A closely watched statement from the Federal Reserve this week set the stage for the central bank to pivot away from its longstanding near-zero interest rate policy and potentially begin to make gradual interest rate hikes in mid-2015. Other economic data released revealed a drop in consumer prices, an increase in leading indicators, and a slowdown in residential construction.
Sunday, December 21, 2014
Thursday, December 18, 2014
I feel bad for this landlord. He depended on a property manager to watch out for his interest. But now you can see why I make it a point to go inside all rentals monthly. You just have to check your State’s law on how much notice, if any, you must give.
Tuesday, December 16, 2014
Long-term care is a difficult problem for the United States to solve because it is expensive. We spent $207 billion on long-term care in 2010, about 8 percent of overall health care spending.
And the cost will continue to rise …
As the Baby Boom generation grays, projections estimate that demand for long-term care will rise from the 12 million Americans who use it today up to 27 million in 2050.
Click here for an overview on how other countries are coping.
Sunday, December 14, 2014
As a landlord I’ve had to use a number of tactics in dealing with deadbeat tenants.

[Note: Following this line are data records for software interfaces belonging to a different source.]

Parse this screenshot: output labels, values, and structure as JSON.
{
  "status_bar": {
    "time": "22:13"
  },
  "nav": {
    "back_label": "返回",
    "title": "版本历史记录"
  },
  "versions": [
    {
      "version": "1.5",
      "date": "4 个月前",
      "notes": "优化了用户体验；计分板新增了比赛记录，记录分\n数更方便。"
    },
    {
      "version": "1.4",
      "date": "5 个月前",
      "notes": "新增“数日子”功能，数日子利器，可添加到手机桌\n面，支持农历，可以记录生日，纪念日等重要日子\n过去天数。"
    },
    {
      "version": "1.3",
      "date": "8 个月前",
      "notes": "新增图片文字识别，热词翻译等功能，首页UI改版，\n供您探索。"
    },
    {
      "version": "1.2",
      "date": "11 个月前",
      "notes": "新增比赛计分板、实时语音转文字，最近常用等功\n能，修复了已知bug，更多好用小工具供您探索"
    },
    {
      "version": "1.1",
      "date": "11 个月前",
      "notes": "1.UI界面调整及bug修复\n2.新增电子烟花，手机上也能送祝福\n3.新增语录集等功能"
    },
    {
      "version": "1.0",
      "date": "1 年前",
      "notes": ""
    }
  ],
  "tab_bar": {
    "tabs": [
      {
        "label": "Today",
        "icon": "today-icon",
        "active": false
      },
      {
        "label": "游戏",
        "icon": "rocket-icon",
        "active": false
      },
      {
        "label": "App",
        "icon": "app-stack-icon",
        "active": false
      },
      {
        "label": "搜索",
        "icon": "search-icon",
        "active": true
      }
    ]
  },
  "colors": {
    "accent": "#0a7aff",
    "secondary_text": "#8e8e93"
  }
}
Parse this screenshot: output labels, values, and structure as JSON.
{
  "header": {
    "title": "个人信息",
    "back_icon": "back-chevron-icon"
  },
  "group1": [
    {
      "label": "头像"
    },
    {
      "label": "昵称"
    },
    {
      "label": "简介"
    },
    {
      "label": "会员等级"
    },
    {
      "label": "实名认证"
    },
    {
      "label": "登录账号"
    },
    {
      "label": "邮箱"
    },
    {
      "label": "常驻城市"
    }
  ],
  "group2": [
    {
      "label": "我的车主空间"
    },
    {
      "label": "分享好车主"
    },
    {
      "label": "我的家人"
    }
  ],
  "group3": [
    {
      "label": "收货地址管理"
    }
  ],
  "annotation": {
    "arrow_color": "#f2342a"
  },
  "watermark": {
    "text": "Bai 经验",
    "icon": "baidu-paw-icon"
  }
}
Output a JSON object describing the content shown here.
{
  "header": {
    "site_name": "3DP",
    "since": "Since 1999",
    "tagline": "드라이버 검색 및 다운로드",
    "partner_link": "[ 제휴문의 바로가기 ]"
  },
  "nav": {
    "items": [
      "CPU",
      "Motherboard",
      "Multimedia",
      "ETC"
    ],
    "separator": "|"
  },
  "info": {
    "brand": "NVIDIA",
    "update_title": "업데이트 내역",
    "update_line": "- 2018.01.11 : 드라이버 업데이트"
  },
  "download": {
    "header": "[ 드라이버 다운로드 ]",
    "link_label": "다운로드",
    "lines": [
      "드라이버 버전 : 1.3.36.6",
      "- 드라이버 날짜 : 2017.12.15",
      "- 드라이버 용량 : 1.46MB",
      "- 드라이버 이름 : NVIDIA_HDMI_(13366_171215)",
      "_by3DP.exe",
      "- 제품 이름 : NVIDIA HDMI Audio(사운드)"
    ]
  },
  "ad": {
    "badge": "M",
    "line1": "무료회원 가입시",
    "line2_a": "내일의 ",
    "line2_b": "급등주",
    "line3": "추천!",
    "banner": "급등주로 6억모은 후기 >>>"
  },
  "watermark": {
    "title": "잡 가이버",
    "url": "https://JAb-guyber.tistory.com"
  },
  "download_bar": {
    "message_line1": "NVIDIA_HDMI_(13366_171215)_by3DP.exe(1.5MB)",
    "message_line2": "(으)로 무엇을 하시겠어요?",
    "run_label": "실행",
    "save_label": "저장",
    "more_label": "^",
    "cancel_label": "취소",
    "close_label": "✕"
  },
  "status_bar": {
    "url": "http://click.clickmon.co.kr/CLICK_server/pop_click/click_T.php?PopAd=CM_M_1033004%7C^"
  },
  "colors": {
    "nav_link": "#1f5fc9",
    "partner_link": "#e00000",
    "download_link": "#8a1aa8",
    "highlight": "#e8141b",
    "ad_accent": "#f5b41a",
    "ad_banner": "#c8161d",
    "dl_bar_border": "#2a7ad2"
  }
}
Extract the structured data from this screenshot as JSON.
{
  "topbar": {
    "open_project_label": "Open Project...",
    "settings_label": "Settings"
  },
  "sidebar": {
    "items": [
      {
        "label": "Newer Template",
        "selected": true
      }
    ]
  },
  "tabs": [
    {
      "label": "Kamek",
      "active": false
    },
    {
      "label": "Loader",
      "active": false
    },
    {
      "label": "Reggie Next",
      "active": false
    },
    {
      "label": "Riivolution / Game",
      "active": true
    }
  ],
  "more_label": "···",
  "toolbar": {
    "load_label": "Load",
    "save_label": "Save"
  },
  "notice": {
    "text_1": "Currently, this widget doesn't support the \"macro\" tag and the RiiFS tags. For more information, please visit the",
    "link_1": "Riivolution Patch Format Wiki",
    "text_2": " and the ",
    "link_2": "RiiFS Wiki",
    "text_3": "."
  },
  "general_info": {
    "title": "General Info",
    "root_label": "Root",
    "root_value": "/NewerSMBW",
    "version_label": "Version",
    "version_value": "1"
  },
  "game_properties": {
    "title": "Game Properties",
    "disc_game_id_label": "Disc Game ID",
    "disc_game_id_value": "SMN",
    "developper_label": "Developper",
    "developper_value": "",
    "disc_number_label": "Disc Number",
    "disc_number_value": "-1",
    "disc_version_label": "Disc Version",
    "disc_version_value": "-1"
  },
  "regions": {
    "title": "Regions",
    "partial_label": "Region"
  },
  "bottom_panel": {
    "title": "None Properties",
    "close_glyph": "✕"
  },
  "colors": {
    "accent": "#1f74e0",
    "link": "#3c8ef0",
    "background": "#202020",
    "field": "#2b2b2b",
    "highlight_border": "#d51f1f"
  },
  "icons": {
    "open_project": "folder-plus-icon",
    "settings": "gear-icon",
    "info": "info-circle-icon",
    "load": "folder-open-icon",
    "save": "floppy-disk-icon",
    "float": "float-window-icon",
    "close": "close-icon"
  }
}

But hitting a tenant with a hammer, like this PA landlord did, was never one of them.
Saturday, December 13, 2014
Amid falling energy costs, the producer price index (PPI) was down 0.2% in November from October, the third monthly decline in the last four months. That could explains why retail sales in November increased 0.7% from upwardly revised October results, beating expectations.
Now analysts are focusing on the Fed’s meeting next week looking for signs of an interest rate increase.
To read more, click here.
Tuesday, December 9, 2014
If you bought a rental property this year, the most common deductions you’ll have include mortgage interest, real estate taxes, and insurance. Mortgage points, however, are treated somewhat differently.
Points are also known as loan origination fees or premium charges. Each point is 1% of the loan amount. It’s a sneaky way of charging you upfront interest on your mortgage. You would think that since you’ve paid this interest you could deduct it in the year paid. Not so …
You must deduct points over the length of the loan. Your CPA should know how to calculate this. I use TurboTax, which will amortize the expense each year for you.
IRS Publication 527, pages 4 and 5 offer further explanation.